PLoS One. 2013 Aug 21;8(8):e71831. doi: 10.1371/journal.pone.0071831. eCollection 2013.


Mycobacterium avium complex (MAC) infection causes disseminated disease in immunocompromised hosts, such as human immunodeficiency virus (HIV)-positive patients, and pulmonary disease in persons without systemic immunosuppression, which has been increasing in many countries. In Japan, the incidence of pulmonary MAC disease caused by M. avium is about 7 times higher than that caused by M. intracellulare. To explore the bacterial factors that affect the pathological state of MAC disease caused by M. avium, we determined the complete genome sequence of the previously unreported M. avium subsp. hominissuis strain TH135 isolated from a HIV-negative patient with pulmonary MAC disease and compared it with the known genomic sequence of M. avium strain 104 derived from an acquired immunodeficiency syndrome patient with MAC disease. The genome of strain TH135 consists of a 4,951,217-bp circular chromosome with 4,636 coding sequences. Comparative analysis revealed that 4,012 genes are shared between the two strains, and strains TH135 and 104 have 624 and 1,108 unique genes, respectively.

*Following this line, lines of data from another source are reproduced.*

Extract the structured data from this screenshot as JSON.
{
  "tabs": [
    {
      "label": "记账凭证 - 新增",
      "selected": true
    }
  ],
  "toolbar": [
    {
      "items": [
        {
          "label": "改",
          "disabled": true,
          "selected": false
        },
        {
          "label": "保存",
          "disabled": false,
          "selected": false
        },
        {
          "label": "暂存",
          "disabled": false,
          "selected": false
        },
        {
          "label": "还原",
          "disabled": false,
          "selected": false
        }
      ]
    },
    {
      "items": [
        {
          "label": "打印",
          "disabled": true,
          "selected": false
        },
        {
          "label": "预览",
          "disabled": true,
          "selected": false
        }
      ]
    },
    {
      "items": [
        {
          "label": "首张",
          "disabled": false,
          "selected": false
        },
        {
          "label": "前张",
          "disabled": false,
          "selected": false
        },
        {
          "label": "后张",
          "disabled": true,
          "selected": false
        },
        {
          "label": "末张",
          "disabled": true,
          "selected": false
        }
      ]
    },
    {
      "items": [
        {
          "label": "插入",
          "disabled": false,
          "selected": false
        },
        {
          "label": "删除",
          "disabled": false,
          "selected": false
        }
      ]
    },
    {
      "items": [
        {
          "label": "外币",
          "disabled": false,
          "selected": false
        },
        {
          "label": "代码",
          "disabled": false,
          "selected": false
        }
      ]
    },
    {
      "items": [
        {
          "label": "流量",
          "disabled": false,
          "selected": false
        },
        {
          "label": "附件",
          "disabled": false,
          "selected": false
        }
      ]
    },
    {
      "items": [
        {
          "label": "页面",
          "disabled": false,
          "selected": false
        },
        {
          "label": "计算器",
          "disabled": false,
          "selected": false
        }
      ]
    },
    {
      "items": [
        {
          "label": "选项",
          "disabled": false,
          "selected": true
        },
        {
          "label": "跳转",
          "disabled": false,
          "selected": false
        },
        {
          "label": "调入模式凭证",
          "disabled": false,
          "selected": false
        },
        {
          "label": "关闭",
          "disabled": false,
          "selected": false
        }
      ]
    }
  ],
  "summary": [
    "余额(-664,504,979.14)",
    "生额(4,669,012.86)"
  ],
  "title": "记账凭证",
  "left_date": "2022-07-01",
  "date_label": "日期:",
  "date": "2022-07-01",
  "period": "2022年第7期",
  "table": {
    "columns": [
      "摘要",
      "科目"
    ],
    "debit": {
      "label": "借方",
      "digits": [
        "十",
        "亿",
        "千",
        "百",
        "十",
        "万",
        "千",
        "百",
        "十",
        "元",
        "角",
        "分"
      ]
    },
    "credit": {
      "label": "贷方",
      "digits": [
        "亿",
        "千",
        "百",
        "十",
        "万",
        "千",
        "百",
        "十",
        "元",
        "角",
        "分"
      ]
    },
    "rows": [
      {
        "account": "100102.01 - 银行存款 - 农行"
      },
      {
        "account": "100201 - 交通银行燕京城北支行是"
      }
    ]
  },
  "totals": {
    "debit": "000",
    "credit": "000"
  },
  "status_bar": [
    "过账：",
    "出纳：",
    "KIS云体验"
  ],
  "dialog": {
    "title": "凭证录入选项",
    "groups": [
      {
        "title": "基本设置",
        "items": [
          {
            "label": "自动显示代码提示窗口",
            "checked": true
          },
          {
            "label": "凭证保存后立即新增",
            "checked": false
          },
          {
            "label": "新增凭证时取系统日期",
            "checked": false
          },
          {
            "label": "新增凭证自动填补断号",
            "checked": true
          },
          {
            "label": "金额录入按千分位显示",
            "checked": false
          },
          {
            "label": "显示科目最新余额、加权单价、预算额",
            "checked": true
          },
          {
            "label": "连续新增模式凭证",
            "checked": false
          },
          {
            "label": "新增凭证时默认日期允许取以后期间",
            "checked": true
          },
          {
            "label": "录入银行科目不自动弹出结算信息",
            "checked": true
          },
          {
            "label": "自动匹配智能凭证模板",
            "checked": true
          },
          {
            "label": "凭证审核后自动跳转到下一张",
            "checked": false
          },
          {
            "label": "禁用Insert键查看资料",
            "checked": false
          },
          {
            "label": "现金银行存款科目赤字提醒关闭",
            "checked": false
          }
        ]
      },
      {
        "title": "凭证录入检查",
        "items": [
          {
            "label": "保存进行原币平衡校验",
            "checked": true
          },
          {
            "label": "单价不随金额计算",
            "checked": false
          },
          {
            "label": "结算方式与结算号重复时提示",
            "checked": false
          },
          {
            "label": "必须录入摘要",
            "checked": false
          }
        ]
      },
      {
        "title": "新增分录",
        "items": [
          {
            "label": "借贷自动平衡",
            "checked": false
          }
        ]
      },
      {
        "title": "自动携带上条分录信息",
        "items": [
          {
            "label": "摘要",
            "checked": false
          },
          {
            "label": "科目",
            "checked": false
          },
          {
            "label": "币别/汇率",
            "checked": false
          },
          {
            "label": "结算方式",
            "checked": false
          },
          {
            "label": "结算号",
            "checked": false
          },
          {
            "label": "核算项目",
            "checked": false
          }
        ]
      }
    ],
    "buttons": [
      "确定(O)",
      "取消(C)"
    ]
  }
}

Many strain-specific regions including virulence-associated genes were found in genomes of both strains, and except for some regions, the G+C content in the specific regions was low compared with the mean G+C content of the corresponding chromosome. Screening of clinical isolates for genes located in the strain-specific regions revealed that the detection rates of strain TH135-specific genes were relatively high in specimens isolated from pulmonary MAC disease patients, while, those of strain 104-specific genes were relatively high in those from HIV-positive patients. Collectively, M. avium strains that cause pulmonary and disseminated disease possess genetically distinct features, and it suggests that the acquisition of specific genes during strain evolution has played an important role in the pathological manifestations of MAC disease.

Publication types

  • Comparative Study
  • Research Support, Non-U.S. Gov't

MeSH terms

  • Acquired Immunodeficiency Syndrome / complications
  • Acquired Immunodeficiency Syndrome / microbiology*
  • Bacterial Proteins / genetics
  • Base Composition / genetics
  • Chromosomes, Bacterial / genetics
  • DNA, Bacterial / chemistry
  • DNA, Bacterial / genetics
  • DNA, Circular / chemistry
  • DNA, Circular / genetics
  • Genes, Bacterial / genetics
  • Genetic Variation*
  • Genome, Bacterial / genetics
  • Genomics / methods*
  • Humans
  • Lung Diseases / complications
  • Lung Diseases / microbiology*
  • Molecular Sequence Data
  • Mycobacterium avium Complex / classification
  • Mycobacterium avium Complex / genetics*
  • Mycobacterium avium Complex / pathogenicity
  • Mycobacterium avium-intracellulare Infection / complications
  • Mycobacterium avium-intracellulare Infection / microbiology*
  • Polymerase Chain Reaction
  • Sequence Analysis, DNA
  • Species Specificity
  • Virulence / genetics


  • Bacterial Proteins
  • DNA, Bacterial
  • DNA, Circular

Associated data

  • GENBANK/AP012555

Grants and funding

This work was supported by JSPS KAKENHI Grant Number 24590164 and Grant-in-Aid for Specially Promoted Research of Meijo University Research Institute (to K.U.). The funders had no role in study design, data collection and analysis, decision to publish, or preparation of the manuscript.